Launch on 19 Oct 2006The revolutionary weather and climate satellite MetOp was launched from Baikonur, Kazakhstan on Thursday night and is the first ever European meteorological polar-orbiting satellite.

After a series of stringent equipment checks over the coming weeks, operational data will begin to flow into EUMETSAT's headquarters in Darmstadt before being sent to weather services across Europe, including the Met Office here in the UK.

New on-board technology will enable us over time to improve both our weather forecasts and our monitoring of climate change, with more accurate readings of winds, temperature and humidity, and our monitoring of greenhouse gases responsible for climate change.

The MetOp satellite launch was also a landmark occasion for space relations between Europe and the United States. This international partnership between EUMETSAT and NOAA will sustain continuity for polar-orbiting satellite imagery.

Dick Francis of the Met Office satellite team said; "this is easily the most significant satellite launch in my 25 years of working in the science. The advances this launch will bring to monitoring weather and climate will be enormous."


European Space Agency MetOp web site

British National Space Centre

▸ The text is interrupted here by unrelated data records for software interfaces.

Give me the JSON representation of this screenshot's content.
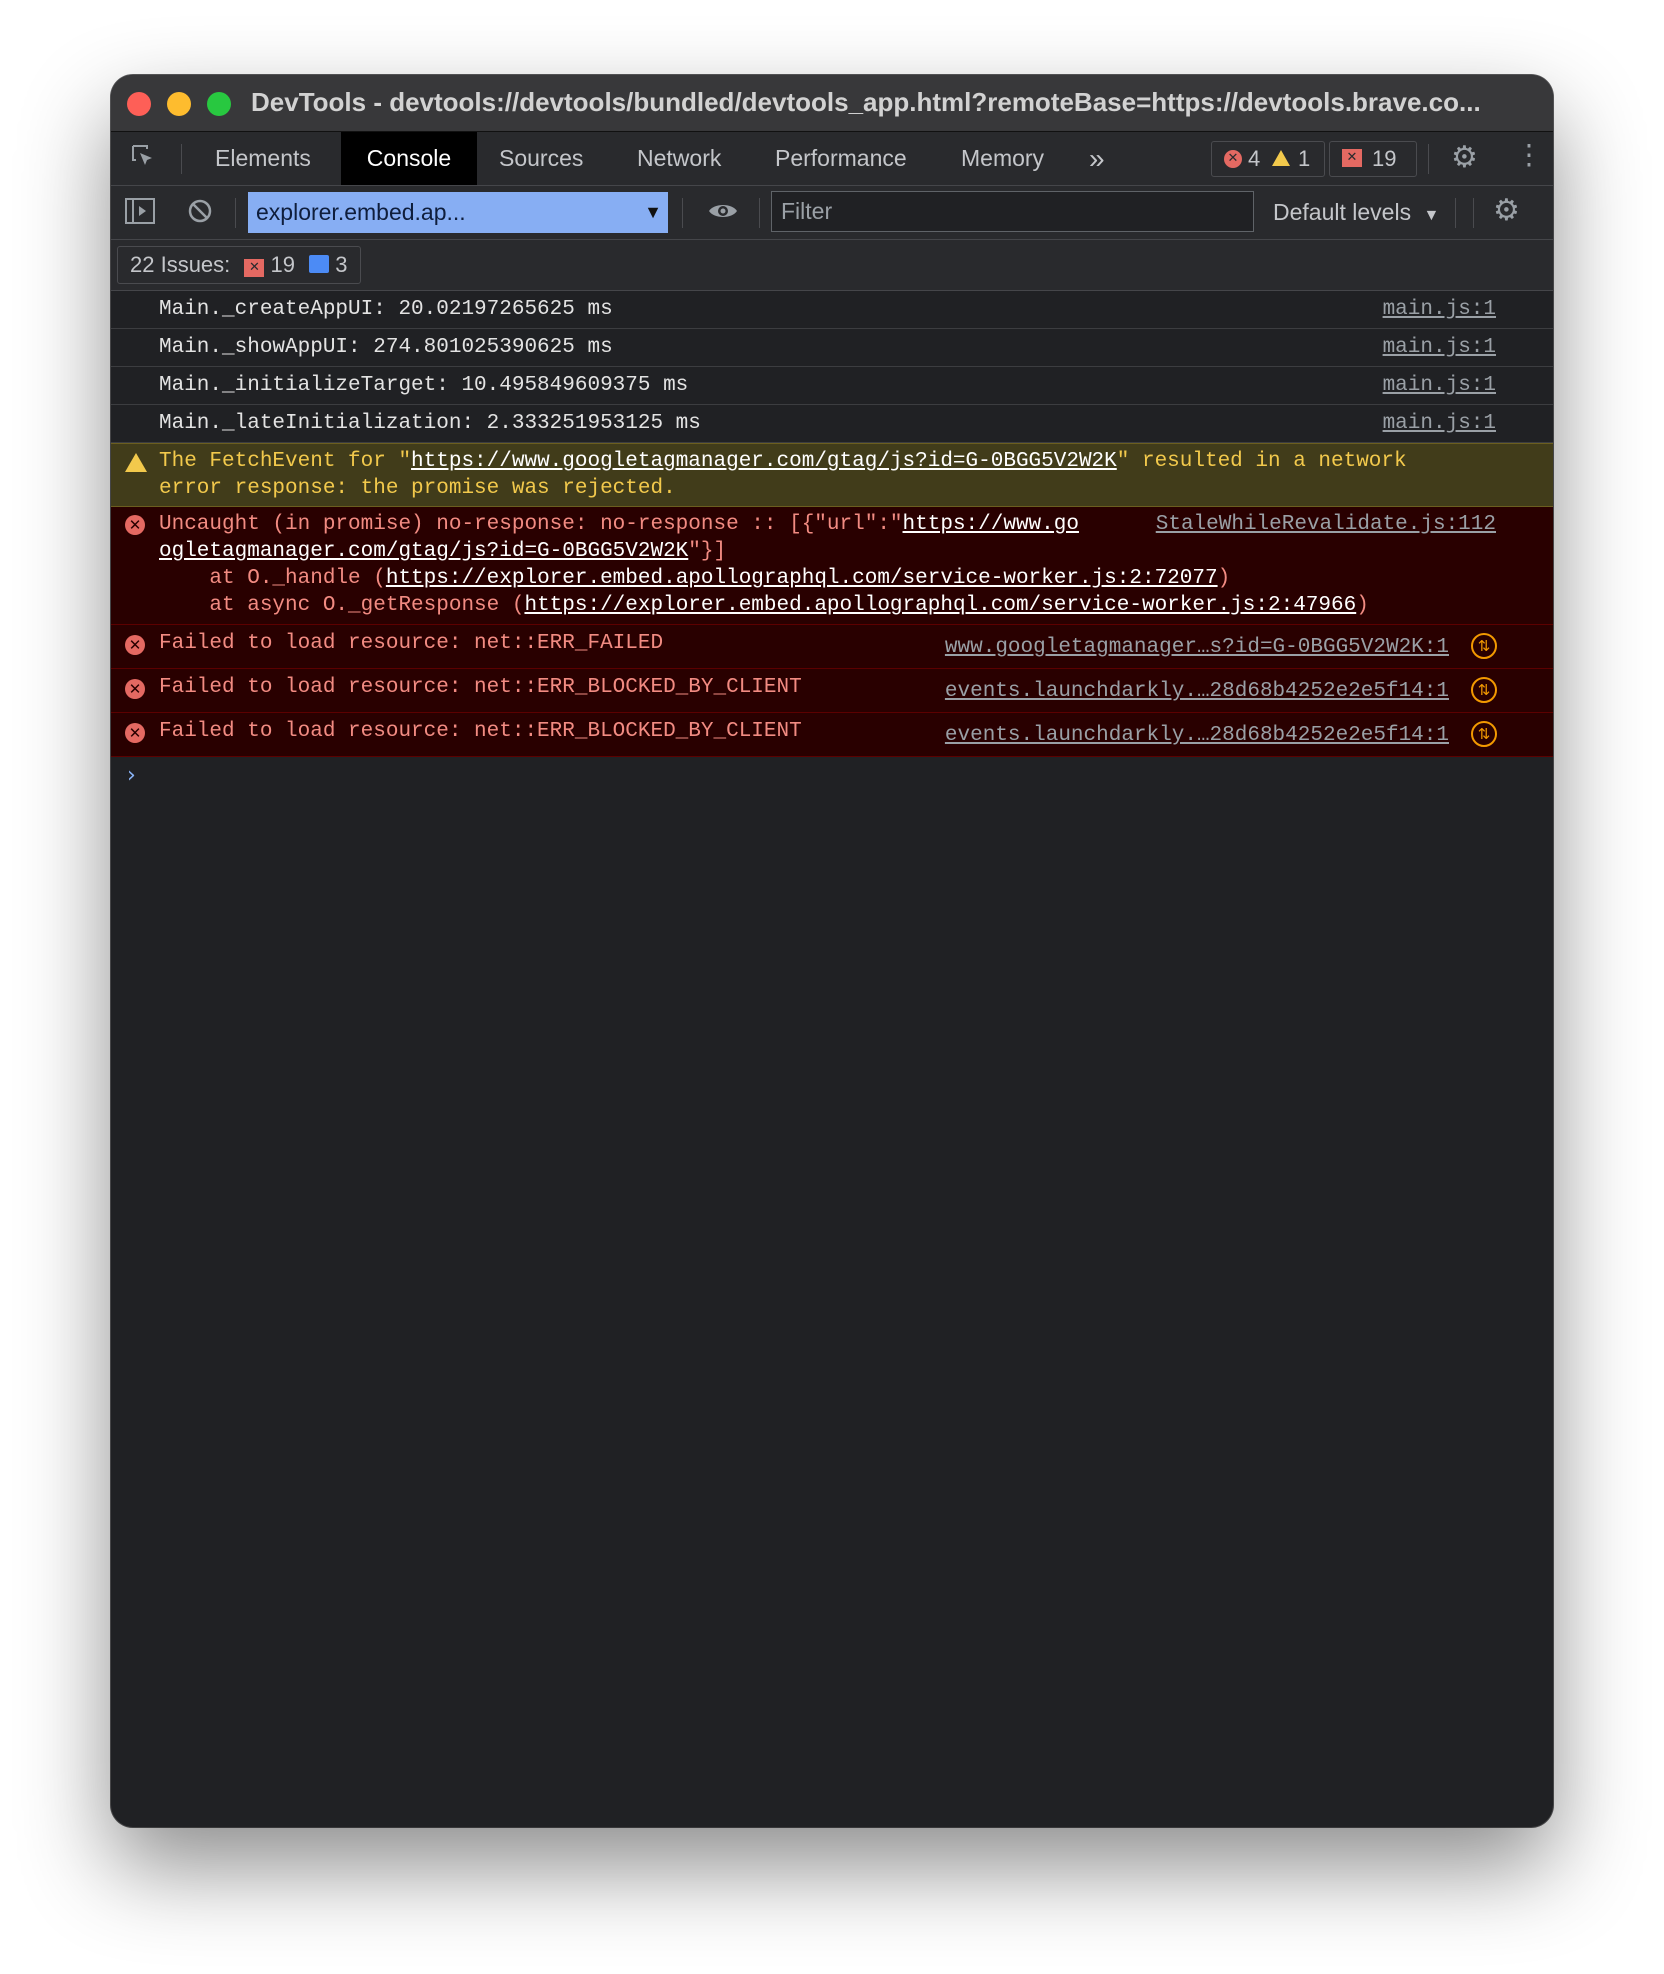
{
  "window": {
    "title": "DevTools - devtools://devtools/bundled/devtools_app.html?remoteBase=https://devtools.brave.co..."
  },
  "tabs": [
    {
      "label": "Elements"
    },
    {
      "label": "Console"
    },
    {
      "label": "Sources"
    },
    {
      "label": "Network"
    },
    {
      "label": "Performance"
    },
    {
      "label": "Memory"
    }
  ],
  "more_tabs_label": "»",
  "counters": {
    "errors": "4",
    "warnings": "1",
    "issues": "19"
  },
  "toolbar": {
    "context": "explorer.embed.ap...",
    "filter_placeholder": "Filter",
    "levels": "Default levels"
  },
  "issues_bar": {
    "label": "22 Issues:",
    "errors": "19",
    "info": "3"
  },
  "log": {
    "info": [
      {
        "message": "Main._createAppUI: 20.02197265625 ms",
        "source": "main.js:1"
      },
      {
        "message": "Main._showAppUI: 274.801025390625 ms",
        "source": "main.js:1"
      },
      {
        "message": "Main._initializeTarget: 10.495849609375 ms",
        "source": "main.js:1"
      },
      {
        "message": "Main._lateInitialization: 2.333251953125 ms",
        "source": "main.js:1"
      }
    ],
    "warning": {
      "pre": "The FetchEvent for \"",
      "link": "https://www.googletagmanager.com/gtag/js?id=G-0BGG5V2W2K",
      "post": "\" resulted in a network",
      "line2": "error response: the promise was rejected."
    },
    "uncaught": {
      "pre": "Uncaught (in promise) no-response: no-response :: [{\"url\":\"",
      "link1": "https://www.go",
      "source": "StaleWhileRevalidate.js:112",
      "link2": "ogletagmanager.com/gtag/js?id=G-0BGG5V2W2K",
      "post2": "\"}]",
      "stack1_pre": "    at O._handle (",
      "stack1_link": "https://explorer.embed.apollographql.com/service-worker.js:2:72077",
      "stack1_post": ")",
      "stack2_pre": "    at async O._getResponse (",
      "stack2_link": "https://explorer.embed.apollographql.com/service-worker.js:2:47966",
      "stack2_post": ")"
    },
    "failed": [
      {
        "message": "Failed to load resource: net::ERR_FAILED",
        "source": "www.googletagmanager…s?id=G-0BGG5V2W2K:1"
      },
      {
        "message": "Failed to load resource: net::ERR_BLOCKED_BY_CLIENT",
        "source": "events.launchdarkly.…28d68b4252e2e5f14:1"
      },
      {
        "message": "Failed to load resource: net::ERR_BLOCKED_BY_CLIENT",
        "source": "events.launchdarkly.…28d68b4252e2e5f14:1"
      }
    ],
    "prompt": "›"
  }
}
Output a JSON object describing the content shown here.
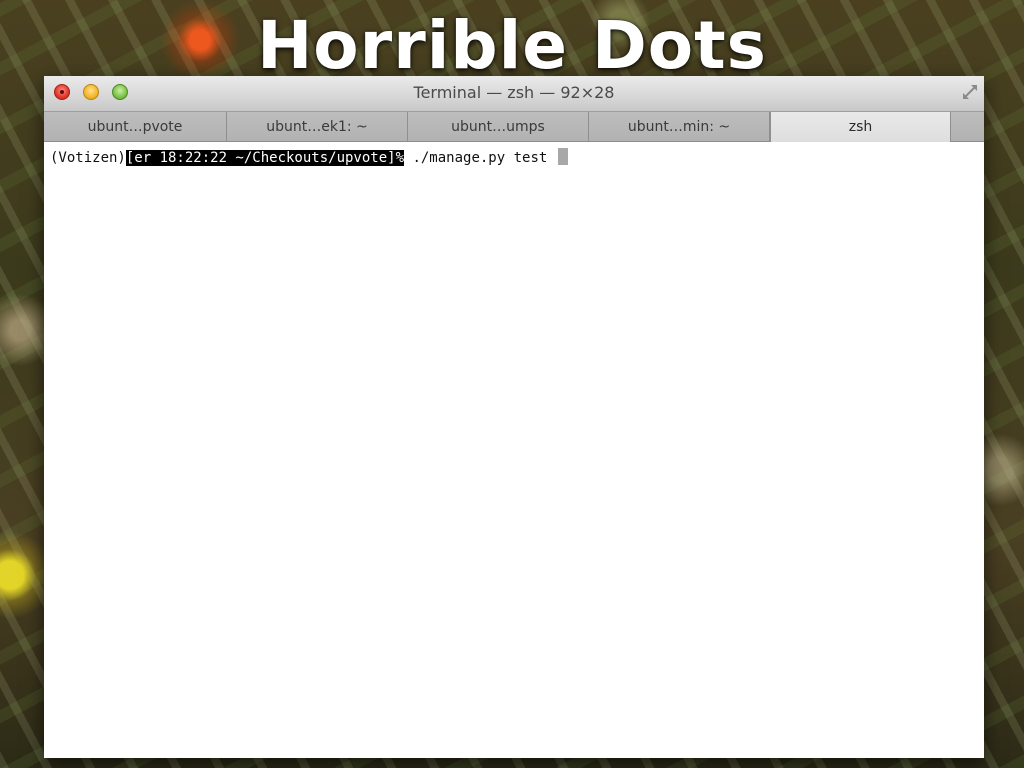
{
  "slide": {
    "title": "Horrible Dots"
  },
  "window": {
    "title": "Terminal — zsh — 92×28",
    "controls": {
      "close_icon": "close-icon",
      "minimize_icon": "minimize-icon",
      "zoom_icon": "zoom-icon",
      "fullscreen_icon": "fullscreen-icon"
    }
  },
  "tabs": [
    {
      "label": "ubunt…pvote",
      "active": false
    },
    {
      "label": "ubunt…ek1: ~",
      "active": false
    },
    {
      "label": "ubunt…umps",
      "active": false
    },
    {
      "label": "ubunt…min: ~",
      "active": false
    },
    {
      "label": "zsh",
      "active": true
    }
  ],
  "terminal": {
    "lines": [
      {
        "prefix": "(Votizen)",
        "prompt": "[er 18:22:22 ~/Checkouts/upvote]%",
        "command": " ./manage.py test "
      }
    ]
  },
  "colors": {
    "prompt_highlight_bg": "#000000",
    "prompt_highlight_fg": "#ffffff",
    "cursor": "#a8a8a8",
    "terminal_bg": "#ffffff"
  }
}
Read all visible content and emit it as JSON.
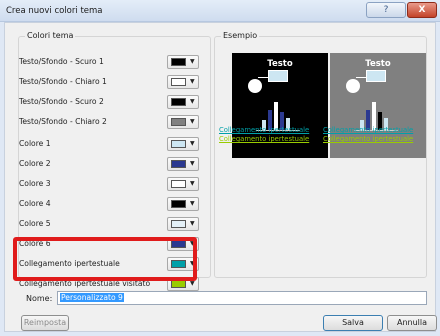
{
  "window": {
    "title": "Crea nuovi colori tema",
    "help_label": "?",
    "close_label": "X"
  },
  "colors_group": {
    "legend": "Colori tema",
    "items": [
      {
        "label": "Testo/Sfondo - Scuro 1",
        "color": "#000000"
      },
      {
        "label": "Testo/Sfondo - Chiaro 1",
        "color": "#ffffff"
      },
      {
        "label": "Testo/Sfondo - Scuro 2",
        "color": "#000000"
      },
      {
        "label": "Testo/Sfondo - Chiaro 2",
        "color": "#808080"
      },
      {
        "label": "Colore 1",
        "color": "#cde6f2"
      },
      {
        "label": "Colore 2",
        "color": "#2b3990"
      },
      {
        "label": "Colore 3",
        "color": "#ffffff"
      },
      {
        "label": "Colore 4",
        "color": "#000000"
      },
      {
        "label": "Colore 5",
        "color": "#e4f0f7"
      },
      {
        "label": "Colore 6",
        "color": "#2b3990"
      },
      {
        "label": "Collegamento ipertestuale",
        "color": "#00a0a8"
      },
      {
        "label": "Collegamento ipertestuale visitato",
        "color": "#99cc00"
      }
    ]
  },
  "example_group": {
    "legend": "Esempio",
    "title": "Testo",
    "hyperlink": "Collegamento ipertestuale",
    "visited": "Collegamento ipertestuale",
    "dark_bg": "#000000",
    "gray_bg": "#808080",
    "hyperlink_color": "#00a0a8",
    "visited_color": "#99cc00"
  },
  "name_field": {
    "label": "Nome:",
    "value": "Personalizzato 9"
  },
  "buttons": {
    "reset": "Reimposta",
    "save": "Salva",
    "cancel": "Annulla"
  },
  "icons": {
    "dropdown": "chevron-down-icon"
  }
}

  • EUMETSAT is an intergovernmental organisation that provides satellite data services to the Met Office and other European Met Offices and is a partner in a number of global climate monitoring and other initiatives.
  • EUMETSAT is funded by the national meteorological services of Europe with the UK being the second largest contributor.
  • The United States has delivered meteorological data from polar orbit, free of charge, to users worldwide for almost 40 years. MetOp represents Europe's contribution to a new co-operative venture which will secure this weather data service for the decades to come.
  • Polar-orbiting weather satellites are complementary to those in geostationary orbit. They orbit at a lower altitude – typically 800 km compared with 35, 000 km for a geostationary satellite – and can, therefore, observe the Earth in closer detail.
  • The UK’s contribution to the development of MetOp was funded principally by DTI and MOD. The Met Office is responsible for UK involvement in the EUMETSAT component, which includes the build of the remaining two satellites in the series, ground segment facilities and operations. UK civil space activities are co-ordinated by British National Space Centre (BNSC).
For further information:
Met Office Press Office  +44 (0)1392 886655
E-mail: pressoffice@metoffice.gov.uk
Met Office Customer Centre  0870 900 0100
If you're outside the UK  +44 (0)1392 885680